(Supplied records Opens)

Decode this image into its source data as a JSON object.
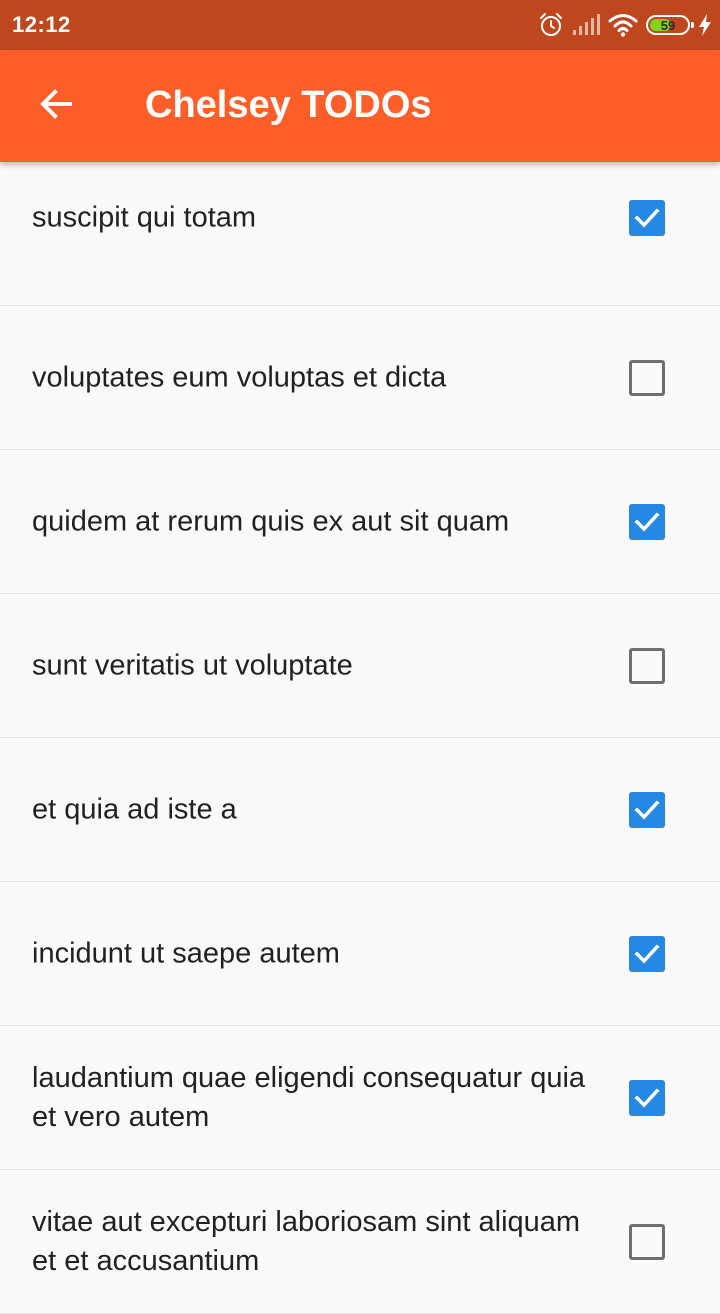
{
  "status_bar": {
    "time": "12:12",
    "battery_level": "59",
    "battery_fraction": 0.59,
    "icons": [
      "alarm-icon",
      "signal-icon",
      "wifi-icon",
      "battery-icon",
      "charging-icon"
    ]
  },
  "app_bar": {
    "title": "Chelsey TODOs",
    "back_icon": "arrow-left-icon",
    "color": "#FF5E29"
  },
  "colors": {
    "status_bar": "#BF471E",
    "checkbox_checked": "#2588E5",
    "checkbox_unchecked_border": "#6E6E6E",
    "background": "#FAFAFA"
  },
  "todos": [
    {
      "title": "suscipit qui totam",
      "completed": true
    },
    {
      "title": "voluptates eum voluptas et dicta",
      "completed": false
    },
    {
      "title": "quidem at rerum quis ex aut sit quam",
      "completed": true
    },
    {
      "title": "sunt veritatis ut voluptate",
      "completed": false
    },
    {
      "title": "et quia ad iste a",
      "completed": true
    },
    {
      "title": "incidunt ut saepe autem",
      "completed": true
    },
    {
      "title": "laudantium quae eligendi consequatur quia et vero autem",
      "completed": true
    },
    {
      "title": "vitae aut excepturi laboriosam sint aliquam et et accusantium",
      "completed": false
    }
  ]
}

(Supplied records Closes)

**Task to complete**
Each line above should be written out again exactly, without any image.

**Exercise answer**
Decode this image into its source data as a JSON object.
{
  "status_bar": {
    "time": "12:12",
    "battery_level": "59",
    "battery_fraction": 0.59,
    "icons": [
      "alarm-icon",
      "signal-icon",
      "wifi-icon",
      "battery-icon",
      "charging-icon"
    ]
  },
  "app_bar": {
    "title": "Chelsey TODOs",
    "back_icon": "arrow-left-icon",
    "color": "#FF5E29"
  },
  "colors": {
    "status_bar": "#BF471E",
    "checkbox_checked": "#2588E5",
    "checkbox_unchecked_border": "#6E6E6E",
    "background": "#FAFAFA"
  },
  "todos": [
    {
      "title": "suscipit qui totam",
      "completed": true
    },
    {
      "title": "voluptates eum voluptas et dicta",
      "completed": false
    },
    {
      "title": "quidem at rerum quis ex aut sit quam",
      "completed": true
    },
    {
      "title": "sunt veritatis ut voluptate",
      "completed": false
    },
    {
      "title": "et quia ad iste a",
      "completed": true
    },
    {
      "title": "incidunt ut saepe autem",
      "completed": true
    },
    {
      "title": "laudantium quae eligendi consequatur quia et vero autem",
      "completed": true
    },
    {
      "title": "vitae aut excepturi laboriosam sint aliquam et et accusantium",
      "completed": false
    }
  ]
}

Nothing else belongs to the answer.